▽

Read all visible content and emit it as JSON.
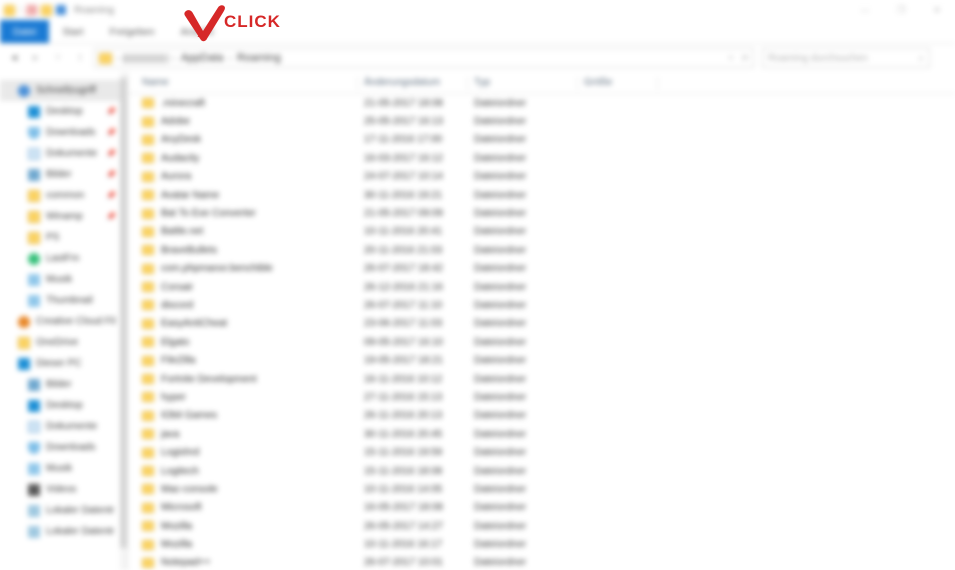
{
  "window": {
    "title": "Roaming",
    "controls": [
      {
        "name": "minimize",
        "glyph": "—"
      },
      {
        "name": "maximize",
        "glyph": "❐"
      },
      {
        "name": "close",
        "glyph": "✕"
      }
    ],
    "quick_access_toolbar": [
      {
        "name": "explorer-icon",
        "kind": "folder"
      },
      {
        "name": "properties-icon",
        "kind": "red"
      },
      {
        "name": "new-folder-icon",
        "kind": "folder"
      },
      {
        "name": "customize-qat-icon",
        "kind": "blue"
      }
    ]
  },
  "ribbon": {
    "tabs": [
      {
        "label": "Datei",
        "active": true
      },
      {
        "label": "Start",
        "active": false
      },
      {
        "label": "Freigeben",
        "active": false
      },
      {
        "label": "Ansicht",
        "active": false
      }
    ]
  },
  "address": {
    "nav_buttons": [
      {
        "name": "back-button",
        "glyph": "◄"
      },
      {
        "name": "forward-button",
        "glyph": "►"
      },
      {
        "name": "recent-locations-button",
        "glyph": "˅"
      },
      {
        "name": "up-button",
        "glyph": "↑"
      }
    ],
    "breadcrumb": {
      "user_segment": "",
      "items": [
        "AppData",
        "Roaming"
      ],
      "separator": "›"
    },
    "refresh_glyph": "⟳",
    "dropdown_glyph": "˅"
  },
  "search": {
    "placeholder": "Roaming durchsuchen",
    "icon": "search-icon",
    "icon_glyph": "⌕"
  },
  "sidebar": {
    "items": [
      {
        "label": "Schnellzugriff",
        "icon": "star",
        "selected": true,
        "indent": false,
        "pinned": false
      },
      {
        "label": "Desktop",
        "icon": "desk",
        "selected": false,
        "indent": true,
        "pinned": true
      },
      {
        "label": "Downloads",
        "icon": "down",
        "selected": false,
        "indent": true,
        "pinned": true
      },
      {
        "label": "Dokumente",
        "icon": "doc",
        "selected": false,
        "indent": true,
        "pinned": true
      },
      {
        "label": "Bilder",
        "icon": "pic",
        "selected": false,
        "indent": true,
        "pinned": true
      },
      {
        "label": "common",
        "icon": "fold",
        "selected": false,
        "indent": true,
        "pinned": true
      },
      {
        "label": "Winamp",
        "icon": "fold",
        "selected": false,
        "indent": true,
        "pinned": true
      },
      {
        "label": "PS",
        "icon": "fold",
        "selected": false,
        "indent": true,
        "pinned": false
      },
      {
        "label": "LastFm",
        "icon": "green",
        "selected": false,
        "indent": true,
        "pinned": false
      },
      {
        "label": "Musik",
        "icon": "music",
        "selected": false,
        "indent": true,
        "pinned": false
      },
      {
        "label": "Thumbnail",
        "icon": "music",
        "selected": false,
        "indent": true,
        "pinned": false
      },
      {
        "label": "Creative Cloud Fil",
        "icon": "cloud",
        "selected": false,
        "indent": false,
        "pinned": false
      },
      {
        "label": "OneDrive",
        "icon": "fold",
        "selected": false,
        "indent": false,
        "pinned": false
      },
      {
        "label": "Dieser PC",
        "icon": "pc",
        "selected": false,
        "indent": false,
        "pinned": false
      },
      {
        "label": "Bilder",
        "icon": "pic",
        "selected": false,
        "indent": true,
        "pinned": false
      },
      {
        "label": "Desktop",
        "icon": "desk",
        "selected": false,
        "indent": true,
        "pinned": false
      },
      {
        "label": "Dokumente",
        "icon": "doc",
        "selected": false,
        "indent": true,
        "pinned": false
      },
      {
        "label": "Downloads",
        "icon": "down",
        "selected": false,
        "indent": true,
        "pinned": false
      },
      {
        "label": "Musik",
        "icon": "music",
        "selected": false,
        "indent": true,
        "pinned": false
      },
      {
        "label": "Videos",
        "icon": "vid",
        "selected": false,
        "indent": true,
        "pinned": false
      },
      {
        "label": "Lokaler Datentr",
        "icon": "drive",
        "selected": false,
        "indent": true,
        "pinned": false
      },
      {
        "label": "Lokaler Datentr",
        "icon": "drive",
        "selected": false,
        "indent": true,
        "pinned": false
      }
    ]
  },
  "filelist": {
    "columns": [
      {
        "label": "Name",
        "key": "name"
      },
      {
        "label": "Änderungsdatum",
        "key": "date"
      },
      {
        "label": "Typ",
        "key": "type"
      },
      {
        "label": "Größe",
        "key": "size"
      }
    ],
    "rows": [
      {
        "name": ".minecraft",
        "date": "21-05-2017 18:08",
        "type": "Dateiordner",
        "size": ""
      },
      {
        "name": "Adobe",
        "date": "25-05-2017 16:13",
        "type": "Dateiordner",
        "size": ""
      },
      {
        "name": "AnyDesk",
        "date": "17-11-2016 17:00",
        "type": "Dateiordner",
        "size": ""
      },
      {
        "name": "Audacity",
        "date": "16-03-2017 16:12",
        "type": "Dateiordner",
        "size": ""
      },
      {
        "name": "Aurora",
        "date": "24-07-2017 10:14",
        "type": "Dateiordner",
        "size": ""
      },
      {
        "name": "Avatar Name",
        "date": "30-11-2016 19:21",
        "type": "Dateiordner",
        "size": ""
      },
      {
        "name": "Bat To Exe Converter",
        "date": "21-05-2017 09:09",
        "type": "Dateiordner",
        "size": ""
      },
      {
        "name": "Battle.net",
        "date": "10-11-2016 20:41",
        "type": "Dateiordner",
        "size": ""
      },
      {
        "name": "BraveBullets",
        "date": "20-11-2016 21:03",
        "type": "Dateiordner",
        "size": ""
      },
      {
        "name": "com.phpmanor.benchible",
        "date": "26-07-2017 18:42",
        "type": "Dateiordner",
        "size": ""
      },
      {
        "name": "Corsair",
        "date": "26-12-2016 21:16",
        "type": "Dateiordner",
        "size": ""
      },
      {
        "name": "discord",
        "date": "26-07-2017 11:10",
        "type": "Dateiordner",
        "size": ""
      },
      {
        "name": "EasyAntiCheat",
        "date": "23-06-2017 11:03",
        "type": "Dateiordner",
        "size": ""
      },
      {
        "name": "Elgato",
        "date": "09-05-2017 16:10",
        "type": "Dateiordner",
        "size": ""
      },
      {
        "name": "FileZilla",
        "date": "19-05-2017 18:21",
        "type": "Dateiordner",
        "size": ""
      },
      {
        "name": "Fortnite Development",
        "date": "16-11-2016 10:12",
        "type": "Dateiordner",
        "size": ""
      },
      {
        "name": "hyper",
        "date": "27-11-2016 15:13",
        "type": "Dateiordner",
        "size": ""
      },
      {
        "name": "IObit Games",
        "date": "26-11-2016 20:13",
        "type": "Dateiordner",
        "size": ""
      },
      {
        "name": "java",
        "date": "30-11-2016 20:45",
        "type": "Dateiordner",
        "size": ""
      },
      {
        "name": "Logishrd",
        "date": "15-11-2016 19:59",
        "type": "Dateiordner",
        "size": ""
      },
      {
        "name": "Logitech",
        "date": "15-11-2016 18:08",
        "type": "Dateiordner",
        "size": ""
      },
      {
        "name": "Mac-console",
        "date": "10-11-2016 14:05",
        "type": "Dateiordner",
        "size": ""
      },
      {
        "name": "Microsoft",
        "date": "16-05-2017 18:08",
        "type": "Dateiordner",
        "size": ""
      },
      {
        "name": "Mozilla",
        "date": "26-05-2017 14:27",
        "type": "Dateiordner",
        "size": ""
      },
      {
        "name": "Mozilla",
        "date": "10-11-2016 16:17",
        "type": "Dateiordner",
        "size": ""
      },
      {
        "name": "Notepad++",
        "date": "26-07-2017 10:01",
        "type": "Dateiordner",
        "size": ""
      }
    ]
  },
  "annotation": {
    "label": "CLICK",
    "color": "#d62828",
    "icon": "check-arrow-annotation"
  }
}
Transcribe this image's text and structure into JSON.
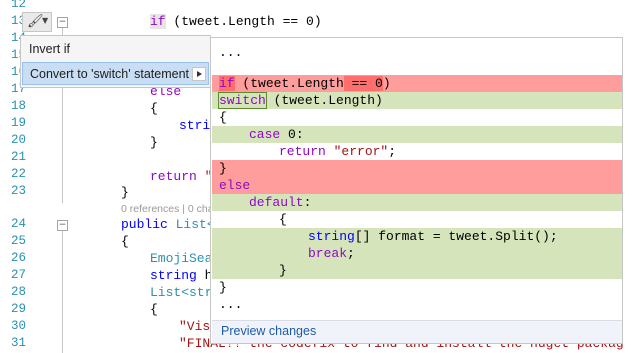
{
  "line_numbers": [
    "12",
    "13",
    "14",
    "15",
    "16",
    "17",
    "18",
    "19",
    "20",
    "21",
    "22",
    "23",
    "",
    "24",
    "25",
    "26",
    "27",
    "28",
    "29",
    "30",
    "31"
  ],
  "code_lines": {
    "l13": {
      "kw": "if",
      "rest": " (tweet.Length == 0)"
    },
    "l17": "else",
    "l18": "{",
    "l19": "stri",
    "l20": "}",
    "l22": {
      "kw": "return",
      "str": " \""
    },
    "l23": "}",
    "lens": "0 references | 0 cha",
    "l24": {
      "kw": "public",
      "type": " List<"
    },
    "l25": "{",
    "l26": "EmojiSea",
    "l27": {
      "kw": "string",
      "rest": " he"
    },
    "l28": {
      "type": "List<str"
    },
    "l29": "{",
    "l30": {
      "str": "\"Vis",
      "tail": "!\","
    },
    "l31": {
      "str": "\"FINAL!! the codefix to find and install the nuget package i ne"
    }
  },
  "lightbulb": {
    "icon": "brush-icon"
  },
  "menu": {
    "items": [
      {
        "label": "Invert if"
      },
      {
        "label": "Convert to 'switch' statement"
      }
    ]
  },
  "preview": {
    "ellipsis_top": "...",
    "lines": {
      "p1_if": "if",
      "p1_mid": " (tweet.Length",
      "p1_eq": " == 0",
      "p1_end": ")",
      "p2_switch": "switch",
      "p2_rest": " (tweet.Length)",
      "p3": "{",
      "p4_case": "case",
      "p4_rest": " 0:",
      "p5_return": "return",
      "p5_str": "\"error\"",
      "p5_end": ";",
      "p6": "}",
      "p7_else": "else",
      "p8_default": "default",
      "p8_end": ":",
      "p9": "{",
      "p10_type": "string",
      "p10_rest": "[] format = tweet.Split();",
      "p11_break": "break",
      "p11_end": ";",
      "p12": "}",
      "p13": "}",
      "ellipsis_bottom": "..."
    },
    "footer": "Preview changes"
  }
}
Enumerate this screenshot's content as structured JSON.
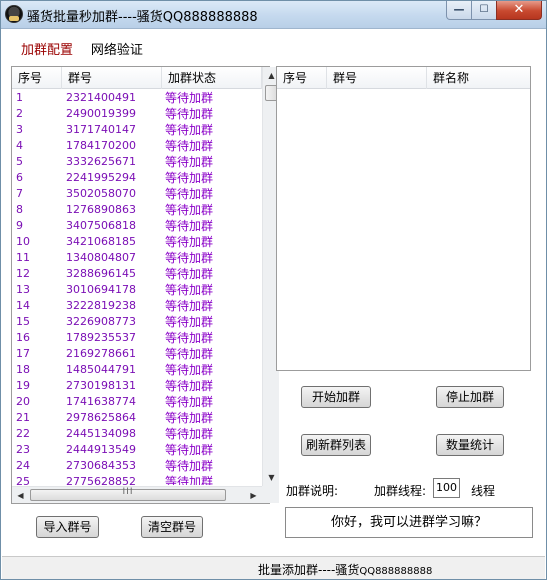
{
  "window": {
    "title": "骚货批量秒加群----骚货QQ888888888",
    "minimize_glyph": "—",
    "maximize_glyph": "☐",
    "close_glyph": "✕"
  },
  "tabs": [
    {
      "label": "加群配置",
      "active": true
    },
    {
      "label": "网络验证",
      "active": false
    }
  ],
  "left_list": {
    "columns": [
      "序号",
      "群号",
      "加群状态"
    ],
    "rows": [
      [
        "1",
        "2321400491",
        "等待加群"
      ],
      [
        "2",
        "2490019399",
        "等待加群"
      ],
      [
        "3",
        "3171740147",
        "等待加群"
      ],
      [
        "4",
        "1784170200",
        "等待加群"
      ],
      [
        "5",
        "3332625671",
        "等待加群"
      ],
      [
        "6",
        "2241995294",
        "等待加群"
      ],
      [
        "7",
        "3502058070",
        "等待加群"
      ],
      [
        "8",
        "1276890863",
        "等待加群"
      ],
      [
        "9",
        "3407506818",
        "等待加群"
      ],
      [
        "10",
        "3421068185",
        "等待加群"
      ],
      [
        "11",
        "1340804807",
        "等待加群"
      ],
      [
        "12",
        "3288696145",
        "等待加群"
      ],
      [
        "13",
        "3010694178",
        "等待加群"
      ],
      [
        "14",
        "3222819238",
        "等待加群"
      ],
      [
        "15",
        "3226908773",
        "等待加群"
      ],
      [
        "16",
        "1789235537",
        "等待加群"
      ],
      [
        "17",
        "2169278661",
        "等待加群"
      ],
      [
        "18",
        "1485044791",
        "等待加群"
      ],
      [
        "19",
        "2730198131",
        "等待加群"
      ],
      [
        "20",
        "1741638774",
        "等待加群"
      ],
      [
        "21",
        "2978625864",
        "等待加群"
      ],
      [
        "22",
        "2445134098",
        "等待加群"
      ],
      [
        "23",
        "2444913549",
        "等待加群"
      ],
      [
        "24",
        "2730684353",
        "等待加群"
      ],
      [
        "25",
        "2775628852",
        "等待加群"
      ]
    ],
    "colors": {
      "index": "#7b0fb5",
      "group": "#7b0fb5",
      "status": "#8a00c8"
    },
    "hscroll_grip": "III"
  },
  "right_list": {
    "columns": [
      "序号",
      "群号",
      "群名称"
    ]
  },
  "buttons": {
    "start": "开始加群",
    "stop": "停止加群",
    "refresh": "刷新群列表",
    "stats": "数量统计",
    "import": "导入群号",
    "clear": "清空群号"
  },
  "settings": {
    "description_label": "加群说明:",
    "threads_label": "加群线程:",
    "threads_value": "100",
    "threads_unit": "线程",
    "message": "你好，我可以进群学习嘛？"
  },
  "status": {
    "text_main": "批量添加群----骚货",
    "text_qq": "QQ888888888"
  },
  "accent": {
    "tab_active": "#9a0000",
    "close_button": "#c8492f"
  }
}
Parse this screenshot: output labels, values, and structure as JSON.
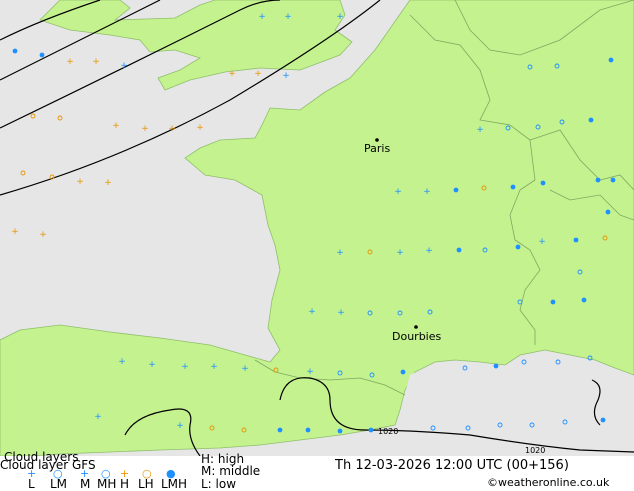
{
  "map": {
    "cities": [
      {
        "name": "Paris"
      },
      {
        "name": "Dourbies"
      }
    ],
    "isobars": [
      "1020",
      "1020"
    ]
  },
  "footer": {
    "title": "Cloud layers",
    "subtitle": "Cloud layer  GFS",
    "legend_right": {
      "high": "H: high",
      "middle": "M: middle",
      "low": "L: low"
    },
    "legend_items": [
      {
        "label": "L",
        "symbol": "+",
        "color": "#1e90ff"
      },
      {
        "label": "LM",
        "symbol": "○",
        "color": "#1e90ff"
      },
      {
        "label": "M",
        "symbol": "+",
        "color": "#1e90ff"
      },
      {
        "label": "MH",
        "symbol": "○",
        "color": "#1e90ff"
      },
      {
        "label": "H",
        "symbol": "+",
        "color": "#e69500"
      },
      {
        "label": "LH",
        "symbol": "○",
        "color": "#e69500"
      },
      {
        "label": "LMH",
        "symbol": "●",
        "color": "#1e90ff"
      }
    ],
    "datetime": "Th 12-03-2026 12:00 UTC (00+156)",
    "copyright": "©weatheronline.co.uk"
  },
  "colors": {
    "land": "#c4f28f",
    "sea": "#e6e6e6",
    "blue": "#1e90ff",
    "orange": "#e69500",
    "border": "#6b8f5a"
  }
}
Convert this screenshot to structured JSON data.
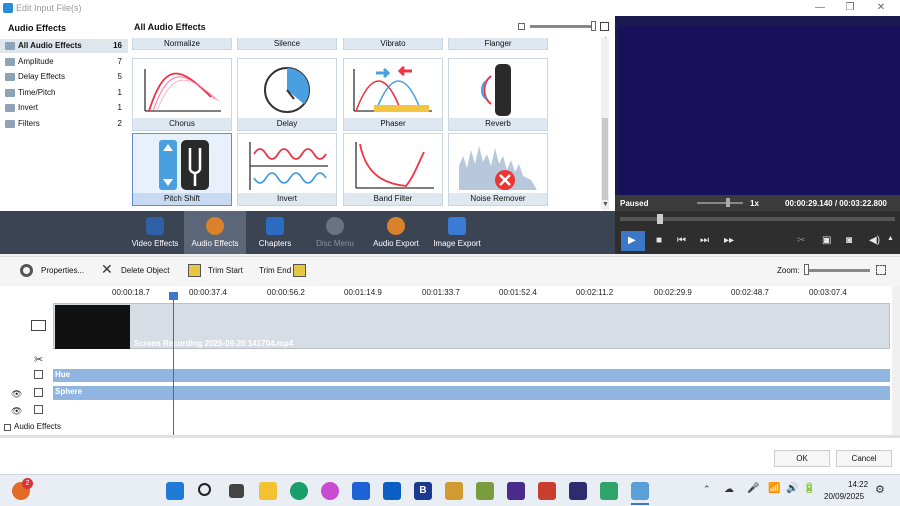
{
  "window": {
    "title": "Edit Input File(s)",
    "controls": [
      "—",
      "❐",
      "✕"
    ]
  },
  "categories": {
    "header": "Audio Effects",
    "items": [
      {
        "label": "All Audio Effects",
        "count": "16"
      },
      {
        "label": "Amplitude",
        "count": "7"
      },
      {
        "label": "Delay Effects",
        "count": "5"
      },
      {
        "label": "Time/Pitch",
        "count": "1"
      },
      {
        "label": "Invert",
        "count": "1"
      },
      {
        "label": "Filters",
        "count": "2"
      }
    ]
  },
  "effects": {
    "title": "All Audio Effects",
    "top_row": [
      "Normalize",
      "Silence",
      "Vibrato",
      "Flanger"
    ],
    "tiles": [
      "Chorus",
      "Delay",
      "Phaser",
      "Reverb",
      "Pitch Shift",
      "Invert",
      "Band Filter",
      "Noise Remover"
    ]
  },
  "preview": {
    "state": "Paused",
    "speed": "1x",
    "time": "00:00:29.140 / 00:03:22.800"
  },
  "toolbar": {
    "items": [
      "Video Effects",
      "Audio Effects",
      "Chapters",
      "Disc Menu",
      "Audio Export",
      "Image Export"
    ]
  },
  "objects": {
    "properties": "Properties...",
    "delete": "Delete Object",
    "trim_start": "Trim Start",
    "trim_end": "Trim End",
    "zoom": "Zoom:"
  },
  "ruler": {
    "ticks": [
      "00:00:18.7",
      "00:00:37.4",
      "00:00:56.2",
      "00:01:14.9",
      "00:01:33.7",
      "00:01:52.4",
      "00:02:11.2",
      "00:02:29.9",
      "00:02:48.7",
      "00:03:07.4"
    ]
  },
  "tracks": {
    "clip": "Screen Recording 2025-09-20 141704.mp4",
    "hue": "Hue",
    "sphere": "Sphere",
    "group": "Audio Effects"
  },
  "dialog": {
    "ok": "OK",
    "cancel": "Cancel"
  },
  "taskbar": {
    "time": "14:22",
    "date": "20/09/2025",
    "badge": "2",
    "b_app": "B"
  }
}
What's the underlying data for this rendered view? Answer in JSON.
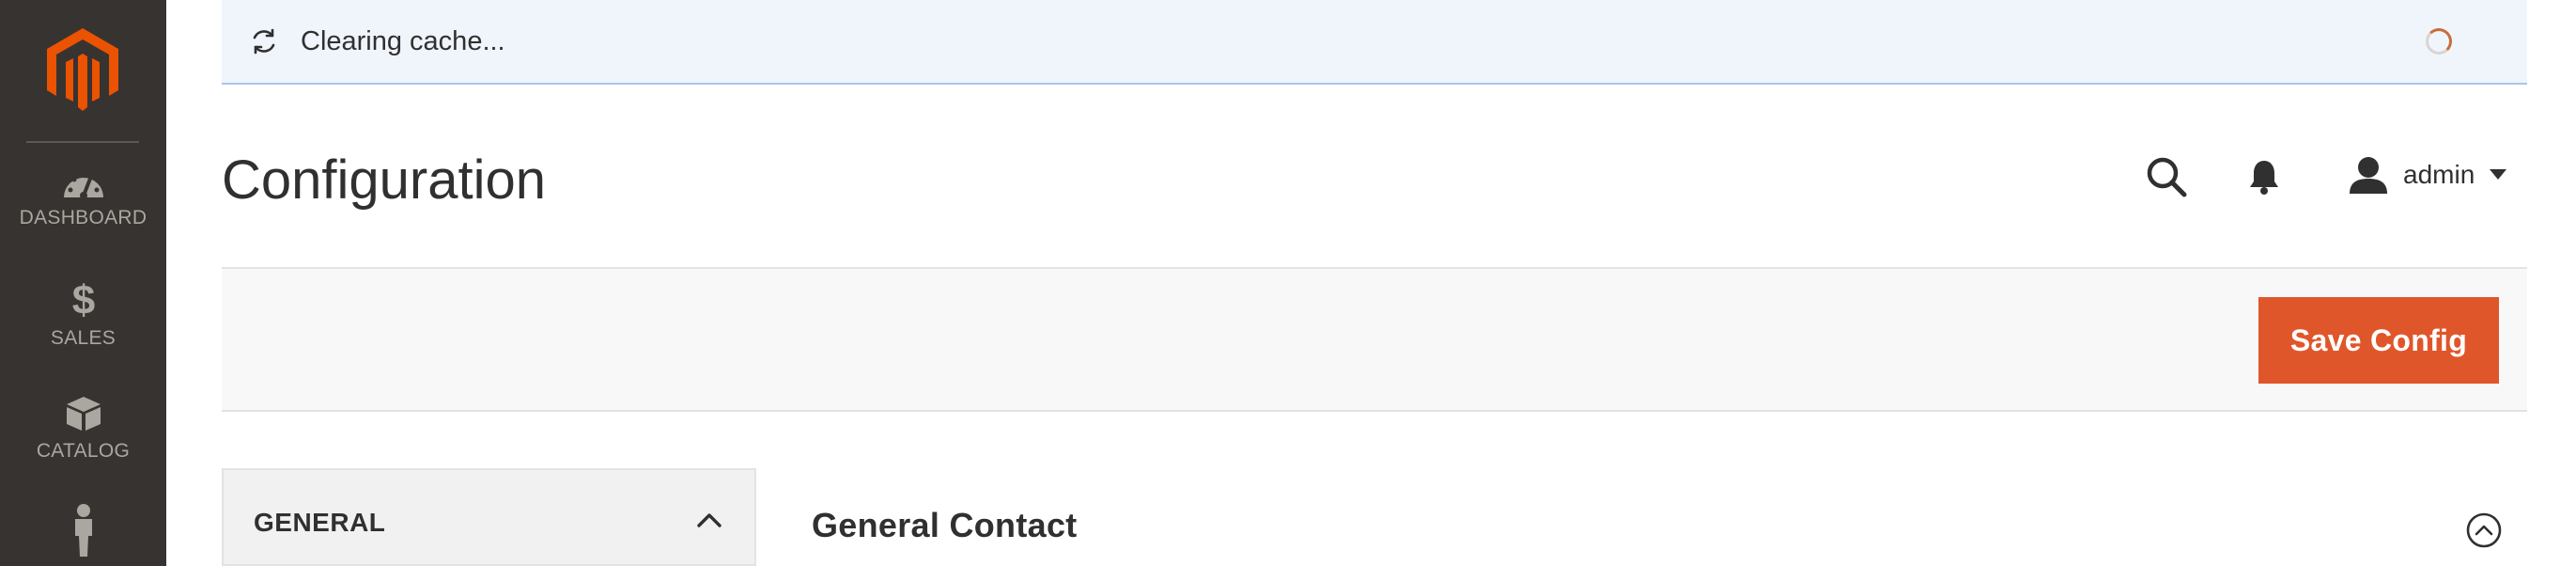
{
  "sidebar": {
    "logo_icon": "magento-logo-icon",
    "items": [
      {
        "label": "DASHBOARD",
        "icon": "dashboard-gauge-icon"
      },
      {
        "label": "SALES",
        "icon": "dollar-icon"
      },
      {
        "label": "CATALOG",
        "icon": "box-icon"
      },
      {
        "label": "",
        "icon": "customer-person-icon"
      }
    ]
  },
  "message": {
    "text": "Clearing cache...",
    "icon": "refresh-icon",
    "loading": true
  },
  "header": {
    "title": "Configuration",
    "user_name": "admin"
  },
  "toolbar": {
    "save_label": "Save Config"
  },
  "tabs": {
    "group_title": "GENERAL",
    "expanded": true
  },
  "section": {
    "title": "General Contact",
    "expanded": true
  },
  "colors": {
    "sidebar_bg": "#373330",
    "accent": "#e0562b",
    "message_bg": "#f0f5fc",
    "message_border": "#a8c6ee",
    "logo": "#eb5202"
  }
}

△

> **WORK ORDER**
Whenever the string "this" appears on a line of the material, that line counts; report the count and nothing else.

> **SOLUTION**
5